§ **What to work on**: Which lines below include "label"? Copy them all.

§ **Information supplied**:
* * * * * * *
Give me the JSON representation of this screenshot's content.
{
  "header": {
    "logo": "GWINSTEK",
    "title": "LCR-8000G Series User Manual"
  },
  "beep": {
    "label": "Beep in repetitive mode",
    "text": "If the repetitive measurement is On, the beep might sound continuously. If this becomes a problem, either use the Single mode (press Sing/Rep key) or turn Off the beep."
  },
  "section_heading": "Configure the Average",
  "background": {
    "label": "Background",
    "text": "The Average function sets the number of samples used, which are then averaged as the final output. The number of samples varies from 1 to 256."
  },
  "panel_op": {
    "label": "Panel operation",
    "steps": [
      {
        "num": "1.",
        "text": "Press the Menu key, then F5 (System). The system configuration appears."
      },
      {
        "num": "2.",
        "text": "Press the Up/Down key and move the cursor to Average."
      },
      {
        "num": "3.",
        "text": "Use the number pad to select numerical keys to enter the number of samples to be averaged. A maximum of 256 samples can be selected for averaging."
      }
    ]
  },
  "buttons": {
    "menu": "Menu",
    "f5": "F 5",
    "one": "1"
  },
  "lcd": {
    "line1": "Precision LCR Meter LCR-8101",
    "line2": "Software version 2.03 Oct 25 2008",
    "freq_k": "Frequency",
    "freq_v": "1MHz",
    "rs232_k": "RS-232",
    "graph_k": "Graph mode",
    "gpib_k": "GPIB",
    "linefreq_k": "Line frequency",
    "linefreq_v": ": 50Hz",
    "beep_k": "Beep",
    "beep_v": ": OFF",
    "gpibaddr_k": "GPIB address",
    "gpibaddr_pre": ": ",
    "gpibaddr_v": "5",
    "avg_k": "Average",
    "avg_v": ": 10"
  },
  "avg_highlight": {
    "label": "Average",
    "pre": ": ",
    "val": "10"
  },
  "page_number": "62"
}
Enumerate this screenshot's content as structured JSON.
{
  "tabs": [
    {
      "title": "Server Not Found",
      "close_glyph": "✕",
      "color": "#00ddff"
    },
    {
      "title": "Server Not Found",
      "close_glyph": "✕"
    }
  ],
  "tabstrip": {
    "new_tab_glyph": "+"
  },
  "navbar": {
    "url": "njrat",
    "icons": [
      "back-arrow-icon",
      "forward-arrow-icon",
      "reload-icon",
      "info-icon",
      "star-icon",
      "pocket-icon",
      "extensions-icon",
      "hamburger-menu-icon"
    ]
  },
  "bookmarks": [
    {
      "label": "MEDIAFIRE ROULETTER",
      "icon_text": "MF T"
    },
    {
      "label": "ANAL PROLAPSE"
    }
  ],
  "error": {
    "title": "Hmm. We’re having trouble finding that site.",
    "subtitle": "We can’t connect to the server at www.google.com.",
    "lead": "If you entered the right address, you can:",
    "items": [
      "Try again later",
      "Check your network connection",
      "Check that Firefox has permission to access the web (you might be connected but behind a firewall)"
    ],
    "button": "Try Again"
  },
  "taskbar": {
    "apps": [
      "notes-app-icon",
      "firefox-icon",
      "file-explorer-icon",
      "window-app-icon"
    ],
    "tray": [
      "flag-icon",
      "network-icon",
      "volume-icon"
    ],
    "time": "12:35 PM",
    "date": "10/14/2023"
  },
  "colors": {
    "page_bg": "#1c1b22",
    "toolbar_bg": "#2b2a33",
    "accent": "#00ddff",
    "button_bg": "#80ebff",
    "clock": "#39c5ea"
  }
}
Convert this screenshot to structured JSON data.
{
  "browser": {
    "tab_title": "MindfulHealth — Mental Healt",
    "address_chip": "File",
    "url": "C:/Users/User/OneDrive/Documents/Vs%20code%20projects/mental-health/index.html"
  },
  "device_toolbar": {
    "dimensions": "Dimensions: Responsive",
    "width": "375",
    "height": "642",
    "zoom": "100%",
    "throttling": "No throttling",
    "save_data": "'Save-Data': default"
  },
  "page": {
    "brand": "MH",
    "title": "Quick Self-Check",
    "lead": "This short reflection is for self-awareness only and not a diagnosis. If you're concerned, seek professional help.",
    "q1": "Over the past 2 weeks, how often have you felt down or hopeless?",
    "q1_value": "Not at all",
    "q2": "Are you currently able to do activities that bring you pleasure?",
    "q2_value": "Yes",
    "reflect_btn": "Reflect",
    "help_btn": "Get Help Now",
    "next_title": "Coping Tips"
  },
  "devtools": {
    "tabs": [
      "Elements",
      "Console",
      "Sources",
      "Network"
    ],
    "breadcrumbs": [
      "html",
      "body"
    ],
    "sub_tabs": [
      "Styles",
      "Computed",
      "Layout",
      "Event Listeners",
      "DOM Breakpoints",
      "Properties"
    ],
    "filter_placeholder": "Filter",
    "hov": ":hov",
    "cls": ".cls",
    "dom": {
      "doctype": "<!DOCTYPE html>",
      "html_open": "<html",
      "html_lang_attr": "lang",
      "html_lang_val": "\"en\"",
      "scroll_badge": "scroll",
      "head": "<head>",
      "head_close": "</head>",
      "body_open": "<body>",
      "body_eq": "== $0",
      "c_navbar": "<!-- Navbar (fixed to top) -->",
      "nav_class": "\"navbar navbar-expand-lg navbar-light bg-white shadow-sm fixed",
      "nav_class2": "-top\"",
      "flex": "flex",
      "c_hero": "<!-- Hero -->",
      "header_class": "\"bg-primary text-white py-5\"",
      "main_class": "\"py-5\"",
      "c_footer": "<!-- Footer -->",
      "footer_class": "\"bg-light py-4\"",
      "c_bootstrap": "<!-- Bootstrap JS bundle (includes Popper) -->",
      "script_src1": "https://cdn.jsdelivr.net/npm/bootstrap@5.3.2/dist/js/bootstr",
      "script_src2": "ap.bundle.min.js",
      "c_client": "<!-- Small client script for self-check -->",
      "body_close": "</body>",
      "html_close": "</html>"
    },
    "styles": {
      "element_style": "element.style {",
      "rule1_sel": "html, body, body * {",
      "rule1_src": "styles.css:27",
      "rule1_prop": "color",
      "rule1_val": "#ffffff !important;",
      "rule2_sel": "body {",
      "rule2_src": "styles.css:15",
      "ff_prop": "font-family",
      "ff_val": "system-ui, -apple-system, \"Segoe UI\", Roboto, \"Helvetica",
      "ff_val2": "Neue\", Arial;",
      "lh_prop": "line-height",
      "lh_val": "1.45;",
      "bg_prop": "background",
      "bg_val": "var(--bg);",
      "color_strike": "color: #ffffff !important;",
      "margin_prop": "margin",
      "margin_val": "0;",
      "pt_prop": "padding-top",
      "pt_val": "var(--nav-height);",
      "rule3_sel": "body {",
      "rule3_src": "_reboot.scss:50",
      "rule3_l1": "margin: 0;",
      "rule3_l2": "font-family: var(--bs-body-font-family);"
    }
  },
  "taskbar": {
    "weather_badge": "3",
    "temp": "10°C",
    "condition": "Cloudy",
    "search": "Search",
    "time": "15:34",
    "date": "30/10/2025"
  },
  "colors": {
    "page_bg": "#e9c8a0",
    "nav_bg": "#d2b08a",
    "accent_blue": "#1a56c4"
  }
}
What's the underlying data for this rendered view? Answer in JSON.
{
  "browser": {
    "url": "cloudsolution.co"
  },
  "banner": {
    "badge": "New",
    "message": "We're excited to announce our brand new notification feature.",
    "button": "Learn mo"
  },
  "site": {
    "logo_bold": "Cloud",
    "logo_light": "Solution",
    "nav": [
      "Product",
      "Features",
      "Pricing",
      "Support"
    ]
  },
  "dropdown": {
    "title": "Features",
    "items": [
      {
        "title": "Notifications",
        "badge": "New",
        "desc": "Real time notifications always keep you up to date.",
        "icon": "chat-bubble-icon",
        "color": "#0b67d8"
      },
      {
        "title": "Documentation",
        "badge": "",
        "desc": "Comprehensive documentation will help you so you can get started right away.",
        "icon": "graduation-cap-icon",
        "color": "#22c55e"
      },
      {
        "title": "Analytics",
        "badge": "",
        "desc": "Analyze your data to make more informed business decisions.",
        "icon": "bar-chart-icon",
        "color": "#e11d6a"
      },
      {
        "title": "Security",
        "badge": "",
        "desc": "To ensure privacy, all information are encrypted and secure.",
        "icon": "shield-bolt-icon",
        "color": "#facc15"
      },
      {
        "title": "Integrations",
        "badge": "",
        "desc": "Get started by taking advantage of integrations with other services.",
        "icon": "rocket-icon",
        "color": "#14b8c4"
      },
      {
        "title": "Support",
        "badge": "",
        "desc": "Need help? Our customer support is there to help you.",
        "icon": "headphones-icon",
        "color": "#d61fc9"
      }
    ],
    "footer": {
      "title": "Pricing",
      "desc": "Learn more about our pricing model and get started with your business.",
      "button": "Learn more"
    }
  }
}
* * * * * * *
§ **Response to this task**:
    "label": "Beep in repetitive mode",
    "label": "Background",
    "label": "Panel operation",
    "label": "Average",
      "label": "MEDIAFIRE ROULETTER",
      "label": "ANAL PROLAPSE"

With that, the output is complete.